In crystallography, a crystallographic point group is a set of symmetry operations, like rotations or reflections, that leave a point fixed while moving each atom of the crystal to the position of an atom of the same kind. That is, an infinite crystal would look exactly the same before and after any of the operations in its point group. In the classification of crystals, each point group corresponds to a crystal class.
There are infinitely many 3D point groups; in crystallography, however, they are restricted to be compatible with the discrete translation symmetries of a crystal lattice. This crystallographic restriction of the infinite families of general point groups results in 32 crystallographic point groups.
The point group of a crystal, among other things, determines some of the crystal's optical properties, such as whether it is birefringent, or whether it shows the Pockels effect.
Additional recommended knowledge
The point groups are denoted by their component symmetries. There are a few standard notations used by crystallographers, mineralogists, and physicists.

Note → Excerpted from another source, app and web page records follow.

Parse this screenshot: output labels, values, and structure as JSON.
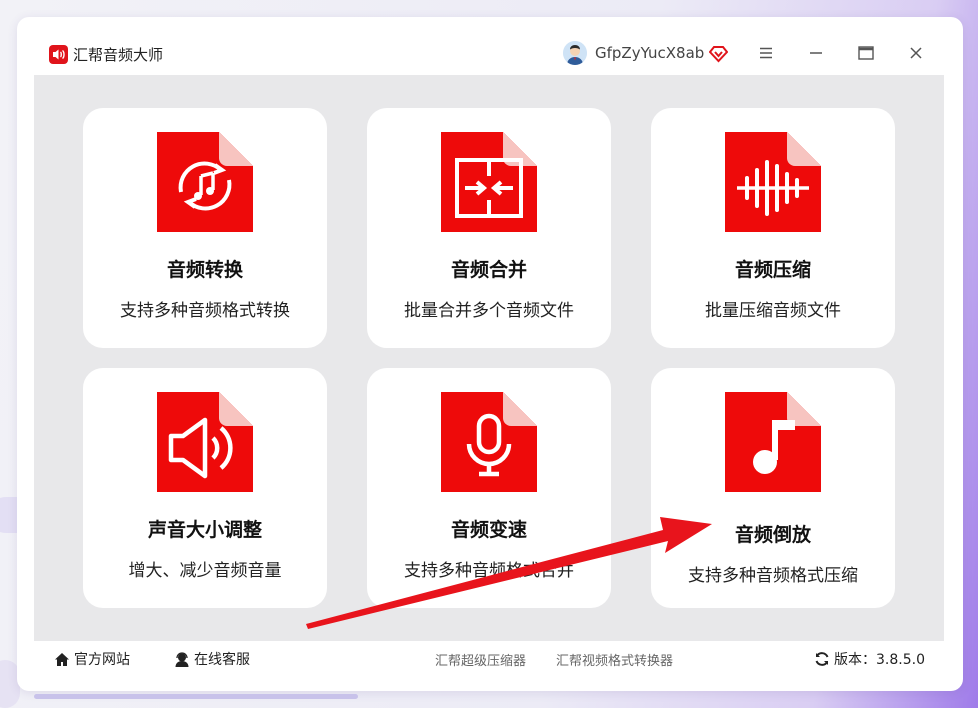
{
  "app": {
    "title": "汇帮音频大师"
  },
  "user": {
    "name": "GfpZyYucX8ab"
  },
  "colors": {
    "accent": "#e0141b",
    "panel": "#e8e8ea",
    "arrow": "#e8141c"
  },
  "cards": [
    {
      "title": "音频转换",
      "desc": "支持多种音频格式转换",
      "icon": "audio-convert-icon"
    },
    {
      "title": "音频合并",
      "desc": "批量合并多个音频文件",
      "icon": "audio-merge-icon"
    },
    {
      "title": "音频压缩",
      "desc": "批量压缩音频文件",
      "icon": "audio-compress-icon"
    },
    {
      "title": "声音大小调整",
      "desc": "增大、减少音频音量",
      "icon": "volume-icon"
    },
    {
      "title": "音频变速",
      "desc": "支持多种音频格式合并",
      "icon": "microphone-icon"
    },
    {
      "title": "音频倒放",
      "desc": "支持多种音频格式压缩",
      "icon": "music-note-icon"
    }
  ],
  "footer": {
    "website": "官方网站",
    "service": "在线客服",
    "links": [
      "汇帮超级压缩器",
      "汇帮视频格式转换器"
    ],
    "version_label": "版本：3.8.5.0"
  }
}
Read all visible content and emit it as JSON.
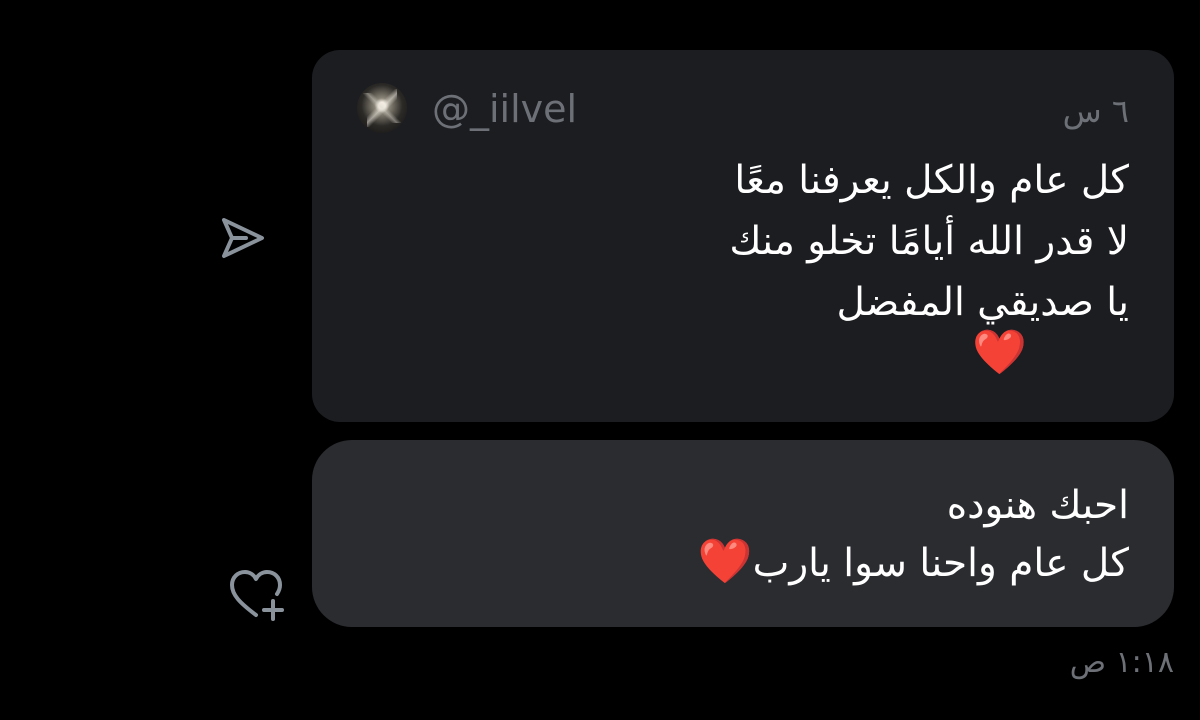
{
  "quoted_post": {
    "handle": "@_iilvel",
    "time": "٦ س",
    "lines": [
      "كل عام والكل يعرفنا معًا",
      "لا قدر الله أيامًا تخلو منك",
      "يا صديقي المفضل"
    ],
    "emoji": "❤️"
  },
  "reply": {
    "lines": [
      "احبك هنوده",
      "كل عام واحنا سوا يارب"
    ],
    "emoji": "❤️"
  },
  "message_time": "١:١٨ ص",
  "icons": {
    "share": "send-icon",
    "react": "heart-plus-icon"
  },
  "colors": {
    "background": "#000000",
    "quoted_card": "#1c1d21",
    "reply_bubble": "#2b2c30",
    "muted_text": "#6d7177",
    "icon": "#8a939c"
  }
}
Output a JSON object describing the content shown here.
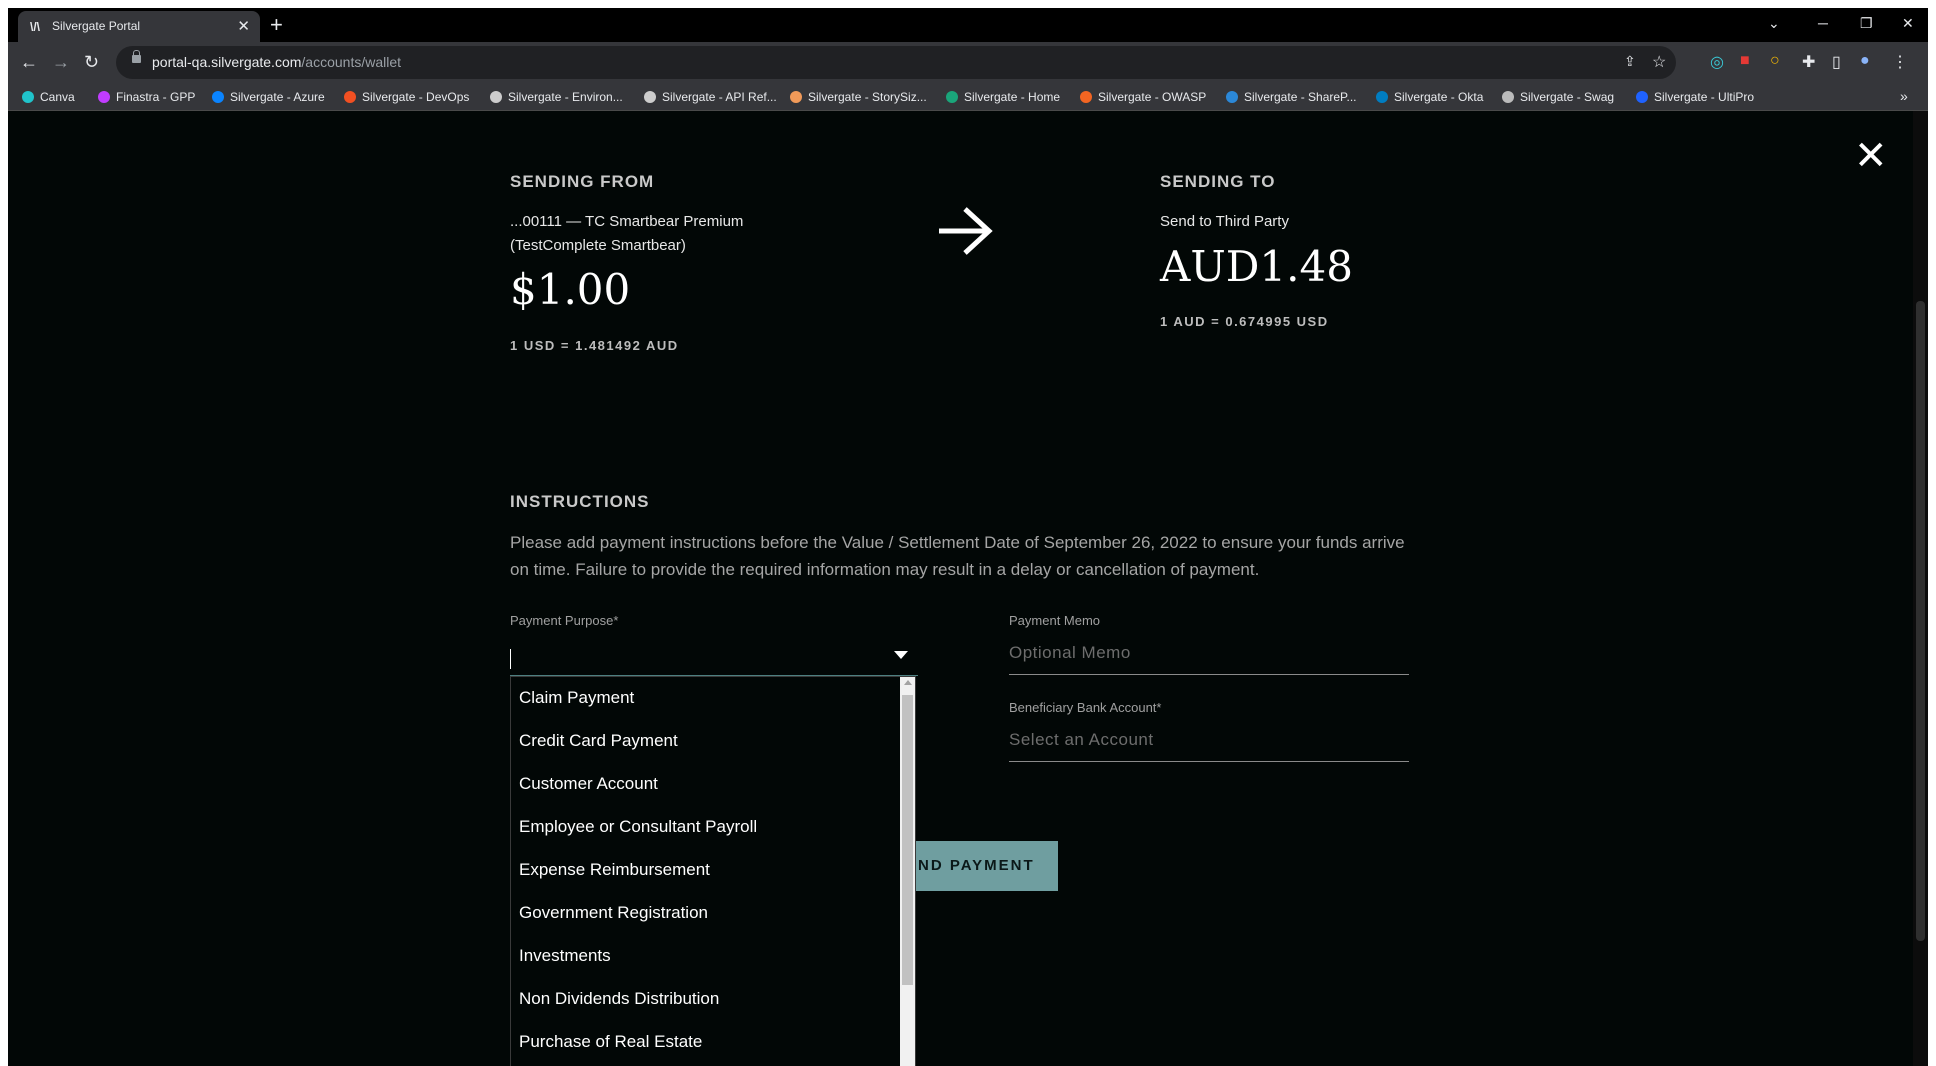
{
  "browser": {
    "tab_title": "Silvergate Portal",
    "tab_favicon": "\\/\\",
    "url_host": "portal-qa.silvergate.com",
    "url_path": "/accounts/wallet",
    "bookmarks": [
      {
        "label": "Canva",
        "color": "#20c4cb"
      },
      {
        "label": "Finastra - GPP",
        "color": "#c13cff"
      },
      {
        "label": "Silvergate - Azure",
        "color": "#0a84ff"
      },
      {
        "label": "Silvergate - DevOps",
        "color": "#f25022"
      },
      {
        "label": "Silvergate - Environ...",
        "color": "#cccccc"
      },
      {
        "label": "Silvergate - API Ref...",
        "color": "#cccccc"
      },
      {
        "label": "Silvergate - StorySiz...",
        "color": "#f09a59"
      },
      {
        "label": "Silvergate - Home",
        "color": "#1aa57a"
      },
      {
        "label": "Silvergate - OWASP",
        "color": "#f26522"
      },
      {
        "label": "Silvergate - ShareP...",
        "color": "#2b88d8"
      },
      {
        "label": "Silvergate - Okta",
        "color": "#007dc1"
      },
      {
        "label": "Silvergate - Swag",
        "color": "#bbbbbb"
      },
      {
        "label": "Silvergate - UltiPro",
        "color": "#1f62ff"
      }
    ],
    "more_bookmarks": "»"
  },
  "transfer": {
    "from": {
      "heading": "SENDING FROM",
      "account_line1": "...00111 — TC Smartbear Premium",
      "account_line2": "(TestComplete Smartbear)",
      "amount": "$1.00",
      "rate": "1 USD = 1.481492 AUD"
    },
    "to": {
      "heading": "SENDING TO",
      "account_line1": "Send to Third Party",
      "amount": "AUD1.48",
      "rate": "1 AUD = 0.674995 USD"
    }
  },
  "instructions": {
    "heading": "INSTRUCTIONS",
    "text": "Please add payment instructions before the Value / Settlement Date of September 26, 2022 to ensure your funds arrive on time. Failure to provide the required information may result in a delay or cancellation of payment."
  },
  "form": {
    "payment_purpose_label": "Payment Purpose*",
    "payment_memo_label": "Payment Memo",
    "payment_memo_placeholder": "Optional Memo",
    "beneficiary_label": "Beneficiary Bank Account*",
    "beneficiary_placeholder": "Select an Account",
    "send_button": "ND PAYMENT",
    "purpose_options": [
      "Claim Payment",
      "Credit Card Payment",
      "Customer Account",
      "Employee or Consultant Payroll",
      "Expense Reimbursement",
      "Government Registration",
      "Investments",
      "Non Dividends Distribution",
      "Purchase of Real Estate"
    ]
  },
  "colors": {
    "page_bg": "#020706",
    "button_bg": "#6f9ea0"
  }
}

For the correspondence of the two systems below, see crystal system.
In Schönflies notation, point groups are denoted by a letter symbol with a subscript. The symbols used in crystallography mean the following:

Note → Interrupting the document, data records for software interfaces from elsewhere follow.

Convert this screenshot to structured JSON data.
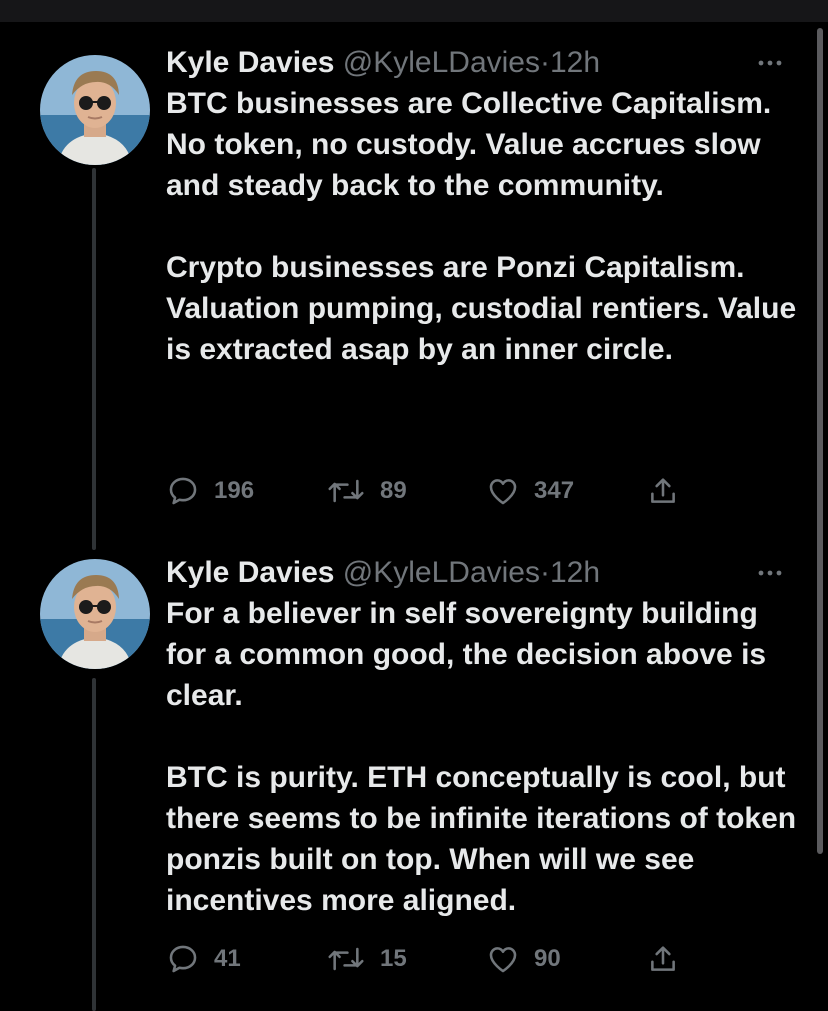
{
  "tweets": [
    {
      "author_name": "Kyle Davies",
      "handle": "@KyleLDavies",
      "separator": "·",
      "time": "12h",
      "paragraphs": [
        "BTC businesses are Collective Capitalism. No token, no custody. Value accrues slow and steady back to the community.",
        "Crypto businesses are Ponzi Capitalism. Valuation pumping, custodial rentiers. Value is extracted asap by an inner circle."
      ],
      "replies": "196",
      "retweets": "89",
      "likes": "347"
    },
    {
      "author_name": "Kyle Davies",
      "handle": "@KyleLDavies",
      "separator": "·",
      "time": "12h",
      "paragraphs": [
        "For a believer in self sovereignty building for a common good, the decision above is clear.",
        "BTC is purity. ETH conceptually is cool, but there seems to be infinite iterations of token ponzis built on top. When will we see incentives more aligned."
      ],
      "replies": "41",
      "retweets": "15",
      "likes": "90"
    }
  ],
  "icons": {
    "reply": "speech-bubble-icon",
    "retweet": "retweet-arrows-icon",
    "like": "heart-icon",
    "share": "share-upload-icon",
    "more": "more-dots-icon"
  },
  "colors": {
    "background": "#000000",
    "text": "#e7e9ea",
    "secondary": "#71767b",
    "thread_line": "#2f3336"
  }
}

Due to the crystallographic restriction theorem, n = 1, 2, 3, 4, or 6.
An abbreviated form of the Hermann-Mauguin notation commonly used for space groups also serves to describe crystallographic point groups. Group names are
|This article is licensed under the GNU Free Documentation License. It uses material from the Wikipedia article "Crystallographic_point_group". A list of authors is available in Wikipedia.|